**Task details**
Print out each record below, unaltered and complete, without its images.

**Data records**
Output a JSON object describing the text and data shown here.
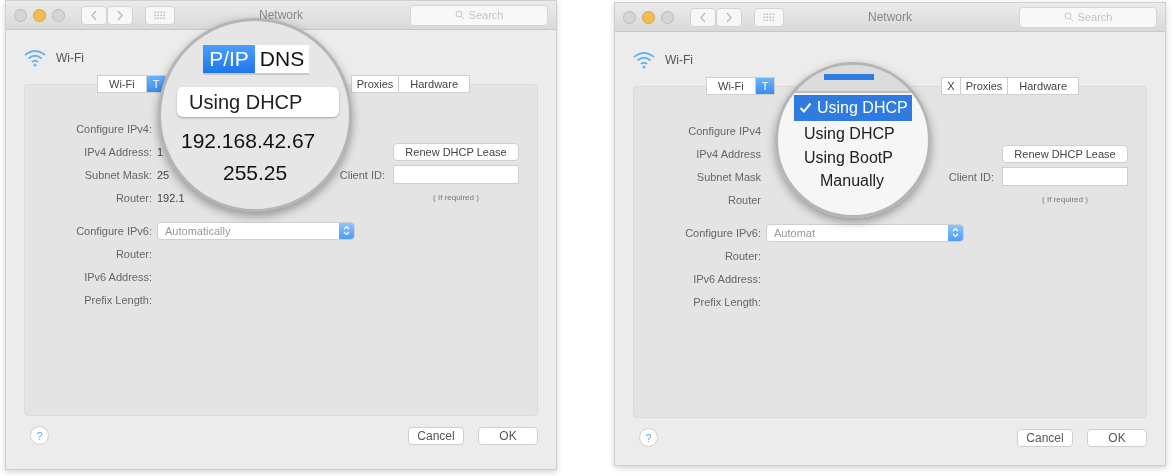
{
  "panels": [
    {
      "window": {
        "title": "Network",
        "search_placeholder": "Search"
      },
      "header": "Wi-Fi",
      "tabs": [
        {
          "label": "Wi-Fi",
          "selected": false
        },
        {
          "label": "T",
          "selected": true
        },
        {
          "label": "Proxies",
          "selected": false
        },
        {
          "label": "Hardware",
          "selected": false
        }
      ],
      "ipv4_rows": [
        {
          "label": "Configure IPv4:"
        },
        {
          "label": "IPv4 Address:",
          "value": "1"
        },
        {
          "label": "Subnet Mask:",
          "value": "25"
        },
        {
          "label": "Router:",
          "value": "192.1"
        }
      ],
      "renew_button": "Renew DHCP Lease",
      "client_id": {
        "label": "Client ID:",
        "hint": "( If required )"
      },
      "ipv6": {
        "label": "Configure IPv6:",
        "value": "Automatically"
      },
      "ipv6_rows": [
        "Router:",
        "IPv6 Address:",
        "Prefix Length:"
      ],
      "help": "?",
      "buttons": [
        "Cancel",
        "OK"
      ],
      "magnifier": {
        "kind": "field",
        "tabs": [
          {
            "label": "P/IP",
            "selected": true
          },
          {
            "label": "DNS",
            "selected": false
          }
        ],
        "field_value": "Using DHCP",
        "lines": [
          "192.168.42.67",
          "255.25"
        ]
      }
    },
    {
      "window": {
        "title": "Network",
        "search_placeholder": "Search"
      },
      "header": "Wi-Fi",
      "tabs": [
        {
          "label": "Wi-Fi",
          "selected": false
        },
        {
          "label": "T",
          "selected": true
        },
        {
          "label": "X",
          "selected": false
        },
        {
          "label": "Proxies",
          "selected": false
        },
        {
          "label": "Hardware",
          "selected": false
        }
      ],
      "ipv4_rows": [
        {
          "label": "Configure IPv4"
        },
        {
          "label": "IPv4 Address"
        },
        {
          "label": "Subnet Mask"
        },
        {
          "label": "Router"
        }
      ],
      "renew_button": "Renew DHCP Lease",
      "client_id": {
        "label": "Client ID:",
        "hint": "( If required )"
      },
      "ipv6": {
        "label": "Configure IPv6:",
        "value": "Automat"
      },
      "ipv6_rows": [
        "Router:",
        "IPv6 Address:",
        "Prefix Length:"
      ],
      "help": "?",
      "buttons": [
        "Cancel",
        "OK"
      ],
      "magnifier": {
        "kind": "menu",
        "menu_items": [
          {
            "label": "Using DHCP",
            "selected": true
          },
          {
            "label": "Using DHCP",
            "selected": false
          },
          {
            "label": "Using BootP",
            "selected": false
          },
          {
            "label": "Manually",
            "selected": false
          }
        ]
      }
    }
  ]
}
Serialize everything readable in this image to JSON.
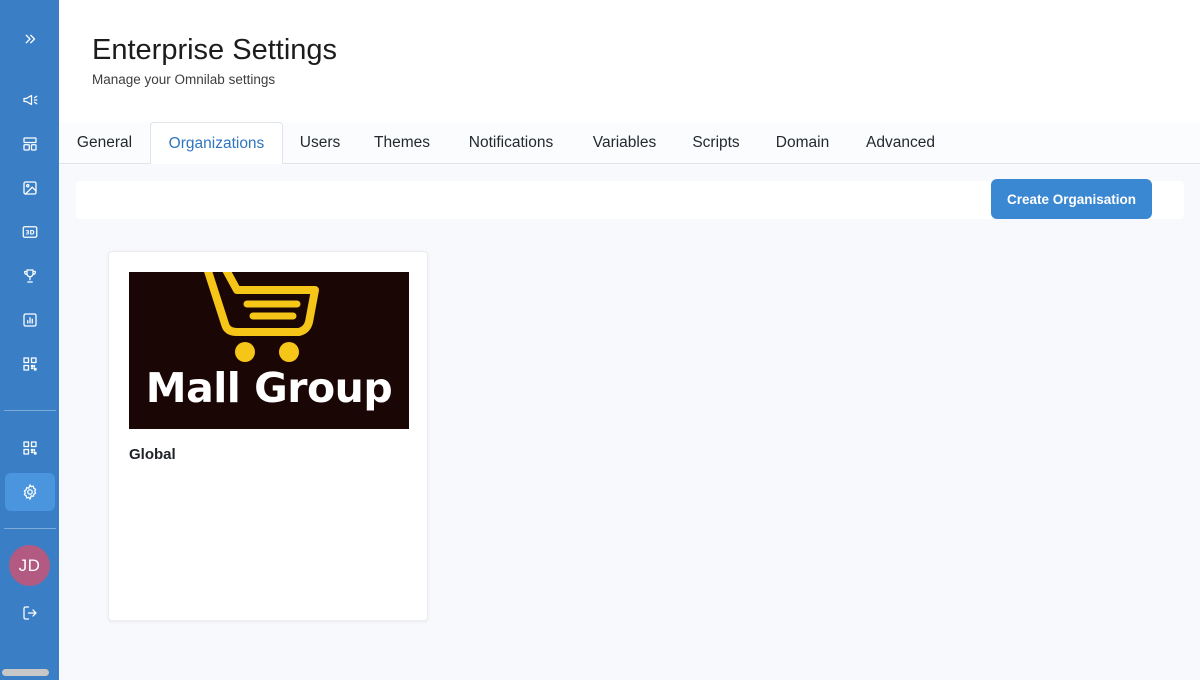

**Result for this exercise**
Output a JSON object describing the text and data shown here.
{
  "panels": [
    {
      "window": {
        "title": "Network",
        "search_placeholder": "Search"
      },
      "header": "Wi-Fi",
      "tabs": [
        {
          "label": "Wi-Fi",
          "selected": false
        },
        {
          "label": "T",
          "selected": true
        },
        {
          "label": "Proxies",
          "selected": false
        },
        {
          "label": "Hardware",
          "selected": false
        }
      ],
      "ipv4_rows": [
        {
          "label": "Configure IPv4:"
        },
        {
          "label": "IPv4 Address:",
          "value": "1"
        },
        {
          "label": "Subnet Mask:",
          "value": "25"
        },
        {
          "label": "Router:",
          "value": "192.1"
        }
      ],
      "renew_button": "Renew DHCP Lease",
      "client_id": {
        "label": "Client ID:",
        "hint": "( If required )"
      },
      "ipv6": {
        "label": "Configure IPv6:",
        "value": "Automatically"
      },
      "ipv6_rows": [
        "Router:",
        "IPv6 Address:",
        "Prefix Length:"
      ],
      "help": "?",
      "buttons": [
        "Cancel",
        "OK"
      ],
      "magnifier": {
        "kind": "field",
        "tabs": [
          {
            "label": "P/IP",
            "selected": true
          },
          {
            "label": "DNS",
            "selected": false
          }
        ],
        "field_value": "Using DHCP",
        "lines": [
          "192.168.42.67",
          "255.25"
        ]
      }
    },
    {
      "window": {
        "title": "Network",
        "search_placeholder": "Search"
      },
      "header": "Wi-Fi",
      "tabs": [
        {
          "label": "Wi-Fi",
          "selected": false
        },
        {
          "label": "T",
          "selected": true
        },
        {
          "label": "X",
          "selected": false
        },
        {
          "label": "Proxies",
          "selected": false
        },
        {
          "label": "Hardware",
          "selected": false
        }
      ],
      "ipv4_rows": [
        {
          "label": "Configure IPv4"
        },
        {
          "label": "IPv4 Address"
        },
        {
          "label": "Subnet Mask"
        },
        {
          "label": "Router"
        }
      ],
      "renew_button": "Renew DHCP Lease",
      "client_id": {
        "label": "Client ID:",
        "hint": "( If required )"
      },
      "ipv6": {
        "label": "Configure IPv6:",
        "value": "Automat"
      },
      "ipv6_rows": [
        "Router:",
        "IPv6 Address:",
        "Prefix Length:"
      ],
      "help": "?",
      "buttons": [
        "Cancel",
        "OK"
      ],
      "magnifier": {
        "kind": "menu",
        "menu_items": [
          {
            "label": "Using DHCP",
            "selected": true
          },
          {
            "label": "Using DHCP",
            "selected": false
          },
          {
            "label": "Using BootP",
            "selected": false
          },
          {
            "label": "Manually",
            "selected": false
          }
        ]
      }
    }
  ]
}
Serialize everything readable in this image to JSON.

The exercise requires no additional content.